…something that I didn’t think about in this regard.
We’ve known for a while that my sister was probably going to need a liver transplant and she recently took a turn for the worse. (Prayers are appreciated, if so moved.)
The doctors are assessing her for that possibility and included in an assessment is one’s alcohol use, age, physical condition and, among other things, “social status”. That last one offended me even though, in the back of my head, I know that goes on everyday. I guess it hits home harder when it’s a loved one…still…
How did they define ‘social status’ and in what context? That is very strange because things such as social standing, financial wealth, etc, are expressly forbidden by law as factors in deciding placement position on the list. Your standing on the national transplant list is based on medical necessity and other strictly medical and behavior factors. For example: if you are in need of a liver due to alcoholism, but refuse to stop drinking, they will not waste a viable liver on you. You will be on the list, but other more viable candidates will be placed well ahead of you. The same goes for a smoker who refuses to quit and wants a new lung. As a matter of fact, you can’t sell organs, nor make a profit from things such as tissue, either. There is a company here in Kennesaw, GA called CryoLife, that removes connective tissues (cartilage and ligaments) from cadaver joints. They make their profits not from selling the tissue itself(because they can’t) but fees for processing the tissue. They also process cardiac, vascular tissue and manufacture BioGlue (Superglue for surgery).

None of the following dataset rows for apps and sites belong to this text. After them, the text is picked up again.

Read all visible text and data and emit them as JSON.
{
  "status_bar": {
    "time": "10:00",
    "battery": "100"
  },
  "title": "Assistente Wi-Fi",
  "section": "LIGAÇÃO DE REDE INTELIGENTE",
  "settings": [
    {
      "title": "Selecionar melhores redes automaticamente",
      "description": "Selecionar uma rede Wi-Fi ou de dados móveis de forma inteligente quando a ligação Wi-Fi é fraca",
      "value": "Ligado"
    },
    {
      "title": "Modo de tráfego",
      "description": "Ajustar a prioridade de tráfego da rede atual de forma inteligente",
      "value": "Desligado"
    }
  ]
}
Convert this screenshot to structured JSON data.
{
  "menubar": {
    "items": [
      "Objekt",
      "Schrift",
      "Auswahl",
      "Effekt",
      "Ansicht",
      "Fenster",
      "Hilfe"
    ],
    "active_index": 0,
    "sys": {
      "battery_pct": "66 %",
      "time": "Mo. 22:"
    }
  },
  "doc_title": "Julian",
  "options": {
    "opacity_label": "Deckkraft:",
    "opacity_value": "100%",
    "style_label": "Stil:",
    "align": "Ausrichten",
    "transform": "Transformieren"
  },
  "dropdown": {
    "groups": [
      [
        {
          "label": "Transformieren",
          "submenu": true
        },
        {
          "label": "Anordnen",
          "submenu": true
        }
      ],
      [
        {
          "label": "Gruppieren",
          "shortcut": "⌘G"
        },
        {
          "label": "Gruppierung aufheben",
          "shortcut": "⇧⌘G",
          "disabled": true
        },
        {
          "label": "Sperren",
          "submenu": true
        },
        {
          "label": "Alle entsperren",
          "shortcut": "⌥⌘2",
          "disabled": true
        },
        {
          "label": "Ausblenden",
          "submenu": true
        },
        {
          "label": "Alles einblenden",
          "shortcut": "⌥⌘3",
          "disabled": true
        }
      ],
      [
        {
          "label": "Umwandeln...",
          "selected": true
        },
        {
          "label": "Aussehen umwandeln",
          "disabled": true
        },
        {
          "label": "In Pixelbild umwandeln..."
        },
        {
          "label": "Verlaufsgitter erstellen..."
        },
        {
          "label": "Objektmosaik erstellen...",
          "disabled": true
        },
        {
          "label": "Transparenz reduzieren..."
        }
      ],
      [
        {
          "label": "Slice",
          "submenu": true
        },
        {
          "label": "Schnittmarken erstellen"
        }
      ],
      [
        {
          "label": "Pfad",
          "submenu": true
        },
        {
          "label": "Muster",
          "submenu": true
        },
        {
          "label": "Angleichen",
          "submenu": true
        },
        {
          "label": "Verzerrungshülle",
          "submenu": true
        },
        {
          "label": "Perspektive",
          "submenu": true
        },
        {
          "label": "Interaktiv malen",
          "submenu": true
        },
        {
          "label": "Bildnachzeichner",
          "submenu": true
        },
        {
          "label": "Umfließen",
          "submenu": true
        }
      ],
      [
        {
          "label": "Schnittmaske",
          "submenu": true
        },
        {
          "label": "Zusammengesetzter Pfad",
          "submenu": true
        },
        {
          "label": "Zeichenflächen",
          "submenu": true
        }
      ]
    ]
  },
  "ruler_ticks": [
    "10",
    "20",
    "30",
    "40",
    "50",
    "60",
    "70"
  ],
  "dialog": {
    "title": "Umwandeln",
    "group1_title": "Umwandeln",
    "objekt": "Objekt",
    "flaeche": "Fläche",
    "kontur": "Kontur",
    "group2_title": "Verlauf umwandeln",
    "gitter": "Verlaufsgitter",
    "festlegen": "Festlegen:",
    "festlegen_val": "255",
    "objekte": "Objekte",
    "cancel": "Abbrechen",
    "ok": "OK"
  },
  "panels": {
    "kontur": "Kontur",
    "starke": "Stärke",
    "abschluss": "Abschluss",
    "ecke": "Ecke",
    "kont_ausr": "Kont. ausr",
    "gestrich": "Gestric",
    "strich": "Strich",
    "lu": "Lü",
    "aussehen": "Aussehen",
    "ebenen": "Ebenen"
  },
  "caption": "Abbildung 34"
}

I hope they are viewing ‘social status’ in regards to her behavior patterns. Otherwise, I would recommend having a chat with the doctor regarding medical ethics and federal law. You could also contact http://www.ustransplant.org for any questions.